Caries is the disease process that leads to cavities or the "holes" in the mouth that we are all too familiar with. This is an infectious process that is caused by a few different families of bacteria that infect the mouth very early in life, generally thought to be aby age 2. Once the mouth of a child is infected with these caries causing bacteria, everytime he or she is exposed to sugary substance or anything that contains carbohydrates for that matter, the caries causing bacteria begin to produce and deposit acid onto the tooth surfaces. When this continue over days, weeks and months on areas that are not regularly cleansed with a tooth brush and properly exposed to fluoride (2 minute of foamed tooth paste is best during brushing), the hard enamel of the teeth breaks down resuting in dental "cavity" or a "soft hole" in the tooth. As the bacteria contiue to grow and produce more acid, more and more of the tooth structures and minerals are lost until this process get close to the dental pulp or the nerve of the tooth. The nerve of the tooth usually will respond by pain signals as it is now exposed to hot, cold, pressure or sweets that can not reach it easily and stimulate it.
We get cavities in teeth from a substance in the mouth called plaque, which sticks to teeth and contains acid-producing bacteria that can cause tooth decay and a cavity or hole in the tooth. When we eat sugary or starchy foods, acids are produced that attack and break down the enamel or protective surface of our teeth, which, over time, can also lead to decay of the inner part of a tooth.

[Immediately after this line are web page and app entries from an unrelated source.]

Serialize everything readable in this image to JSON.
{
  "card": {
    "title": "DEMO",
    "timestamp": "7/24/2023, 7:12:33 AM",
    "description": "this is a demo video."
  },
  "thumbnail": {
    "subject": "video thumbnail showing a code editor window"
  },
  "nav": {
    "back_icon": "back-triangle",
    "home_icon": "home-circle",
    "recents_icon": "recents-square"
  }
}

Important: This content reflects information from various individuals and organizations and may offer alternative or opposing points of view. It should not be used for medical advice, diagnosis or treatment. As always, you should consult with your healthcare provider about your specific health needs.